For example, the current Acre Distillery building is located on the original site for the college that later became TCU. The founders of Add Ran College originally purchased land in the late 1860s between 9th and 14th and Jones and Calhoun St. in Fort Worth for the college campus. They soon realized what kind of a neighborhood was developing around their Church of Christ sponsored site – saloons, dance halls, brothels and gambling halls. A decision to sell the land and move the campus to a more tranquil site at Thorpe Hill near Granbury was hastily made before construction on a campus began.
Despite opposition from the more respectable and religious elements in the Fort Worth of the 1870s and 80s, The Acre developed into an important generator of city funds mainly through fines levied against proprietors and customers alike. The post-civil war cattle-drives from San Antoine up the Chisholm Trail to the meat packing plants in Kansas City passed through Fort Worth. Fort Worth was rest stop on the way up the famous Chisholm Trail. At any given time there would be thousands of cattle resting and feeding on the open range north of and below the court house and hundreds of cowboys in the establishments of the Acre whooping it up.
The arrival of the Texas Pacific Railroad in 1876 added to the growth of Fort Worth as well as to the wildness of the Acre neighborhood. Fort Worth was the end of the line. If you were on the train when it arrived at Fort Worth you got off at the T&P station which was very near the Acre. Passengers which might include buffalo hunters, gold prospectors, gamblers, gun slingers, con men, criminals fleeing other jurisdictions, as well as respectable folks stepped off the T&P and walked straight into the Acre neighborhood where they likely got an eyeful of the wild west up close.
It wasn’t a pretty picture and other than its famous part time residents of the 1890s, Butch Cassidy and the Sundance Kid. The activities and shenanigans of the Acre carried on until 1920 when Prohibition put the final nail in the Acre’s coffin.

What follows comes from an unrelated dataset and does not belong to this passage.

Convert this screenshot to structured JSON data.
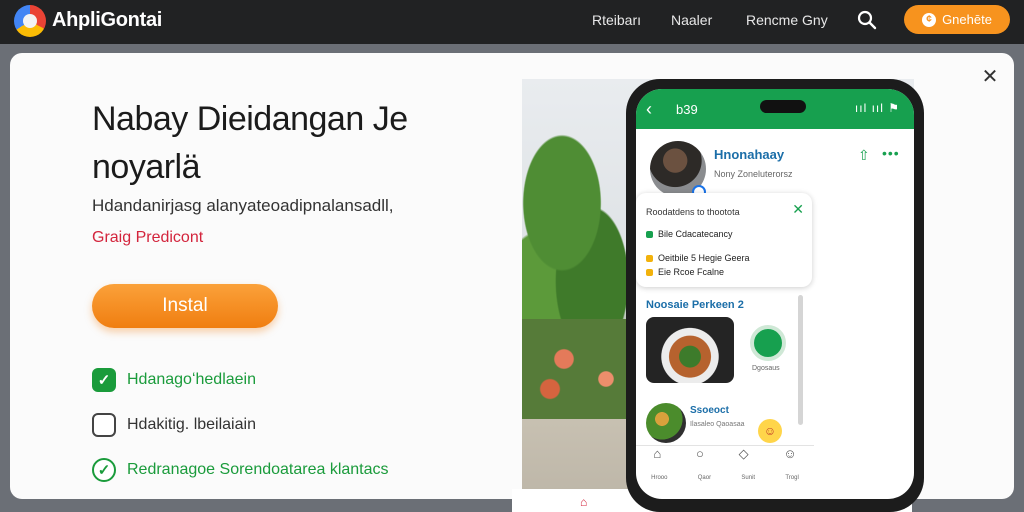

We like to think that our business model at the Acre Distillery reflects the tug of war between virtue and vice that was the hallmark of Fort Worth’s early days. The Acre opens at 10:00 each week day morning at which time locally roasted Avoca coffee and lunch are served (our virtuous activity). Later in the day we slide into less virtuous endeavors, selling a number of award-winning spirits produced at the distillery.
These fine spirits include Acre Texas Single Malt Whisky, made from 100% Texas barley, grown near Amarillo, malted in Fort Worth, and distilled, aged, and bottled at Acre Distillery in downtown Fort Worth. Other whiskeys include Acre Longhair Jim Straight Bourbon, and Acre Rye Whisky which has not yet been released.
Acre Two Minnie’s Gin and Acre Meander Wooded Gin have won back to back silver medals at the Los Angeles International Spirits Completion. Both these gins are small batch premium gins made the old way which involves a maceration (fancy word for soaking) of fine botanicals from around the world in a mixture of grain neutral spirits and water. After 24 hours the maceration is complete. The result is an intense medley of world class botanicals and grain neutral spirits which is then re-distilled. The second distillation yields a small batch premium gin rich in botanical flavors and aromas not found in most commercial gins.
Acre Ginger Peach Tea Vodka and Acre Blackberry Sage Vodka are two of the best-selling Acre spirits. Both vodkas are blended with black tea, natural flavors and sugar. These flavored vodkas make great mules (add Ginger beer, small amount of lime juice, and mint), and other refreshing cocktails.